The Vikings and Ramsey County officials announced on Tuesday a deal to build a new NFL stadium in Arden Hills, with what we regarded to be a premature atmosphere of celebration and, at times, outright euphoria from the speakers and the throng of Vikings fans in full game-day regalia. But the determination of a site for the venue represents only one item (albeit a big one) on the to-do list.
Apart from persuading the Minnesota Legislature to provide $300 million or so in state funding for the project — along with the inclusion of a provision allowing Ramsey County to impose a countywide sales tax to fund the project without a public vote — the City of St. Paul will have a voice in the matter, given that St. Paul is the biggest city in Ramsey County.
According to Mike Kaszuba and Rochelle Olson of the Minneapolis Star Tribune, St. Paul mayor Chris Coleman has to date said nothing at all about the proposal. He wasn’t present for Tuesday’s press event, and his silence could be a sign for now of disagreement.
Indeed, if Coleman welcomed the move, wouldn’t he have attended the brand-new stadium sausage party?
“Because St. Paul [is] the largest city in the county, I’d expect that you’d certainly want his support,” Senator John Harrington, a co-author of the Vikings stadium legislation, told the Star Tribune. Harrington added that, if Coleman comes out against the project, “I don’t know that it kills it.”
It may not kill the project, but it would make it harder to persuade the Legislature to justify foisting a new sales tax upon St. Paul and Ramsey County without a public vote. And a public vote undoubtedly would kill the project, given that so many Minnesotans seem to be opposed to the use of public funds for the stadium.

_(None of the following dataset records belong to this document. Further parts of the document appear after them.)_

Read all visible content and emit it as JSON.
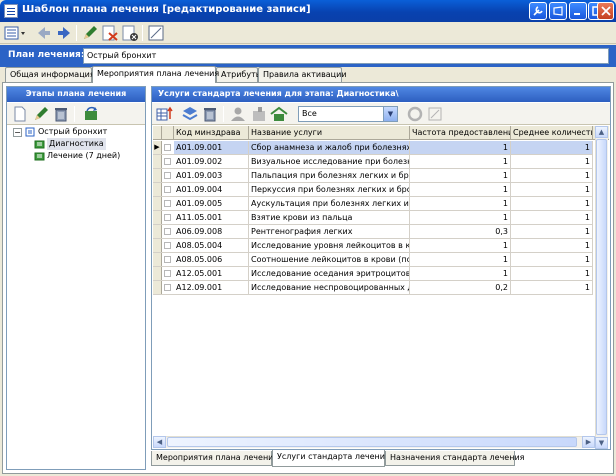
{
  "window": {
    "title": "Шаблон плана лечения [редактирование записи]"
  },
  "plan": {
    "label": "План лечения:",
    "value": "Острый бронхит"
  },
  "tabs": [
    {
      "label": "Общая информация"
    },
    {
      "label": "Мероприятия плана лечения",
      "active": true
    },
    {
      "label": "Атрибуты"
    },
    {
      "label": "Правила активации"
    }
  ],
  "left_panel": {
    "title": "Этапы плана лечения",
    "tree": [
      {
        "label": "Острый бронхит",
        "level": 0
      },
      {
        "label": "Диагностика",
        "level": 1,
        "selected": true
      },
      {
        "label": "Лечение (7 дней)",
        "level": 1
      }
    ]
  },
  "right_panel": {
    "title": "Услуги стандарта лечения для этапа: Диагностика\\",
    "filter": {
      "value": "Все"
    },
    "columns": [
      "Код минздрава",
      "Название услуги",
      "Частота предоставления",
      "Среднее количество"
    ],
    "rows": [
      {
        "code": "A01.09.001",
        "name": "Сбор анамнеза и жалоб при болезнях л",
        "freq": "1",
        "avg": "1",
        "selected": true
      },
      {
        "code": "A01.09.002",
        "name": "Визуальное исследование при болезнях",
        "freq": "1",
        "avg": "1"
      },
      {
        "code": "A01.09.003",
        "name": "Пальпация при болезнях легких и бронх",
        "freq": "1",
        "avg": "1"
      },
      {
        "code": "A01.09.004",
        "name": "Перкуссия при болезнях легких и бронхо",
        "freq": "1",
        "avg": "1"
      },
      {
        "code": "A01.09.005",
        "name": "Аускультация при болезнях легких и брон",
        "freq": "1",
        "avg": "1"
      },
      {
        "code": "A11.05.001",
        "name": "Взятие крови из пальца",
        "freq": "1",
        "avg": "1"
      },
      {
        "code": "A06.09.008",
        "name": "Рентгенография легких",
        "freq": "0,3",
        "avg": "1"
      },
      {
        "code": "A08.05.004",
        "name": "Исследование уровня лейкоцитов в кров",
        "freq": "1",
        "avg": "1"
      },
      {
        "code": "A08.05.006",
        "name": "Соотношение лейкоцитов в крови (подсч",
        "freq": "1",
        "avg": "1"
      },
      {
        "code": "A12.05.001",
        "name": "Исследование оседания эритроцитов",
        "freq": "1",
        "avg": "1"
      },
      {
        "code": "A12.09.001",
        "name": "Исследование неспровоцированных дых",
        "freq": "0,2",
        "avg": "1"
      }
    ]
  },
  "bottom_tabs": [
    {
      "label": "Мероприятия плана лечения"
    },
    {
      "label": "Услуги стандарта лечения",
      "active": true
    },
    {
      "label": "Назначения стандарта лечения"
    }
  ],
  "colors": {
    "title_blue": "#0842b0",
    "plan_bar": "#2b63c6",
    "selection": "#c5d4f2"
  }
}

Except for the folks who wear horned hats and/or purple capes on many days other than Halloween.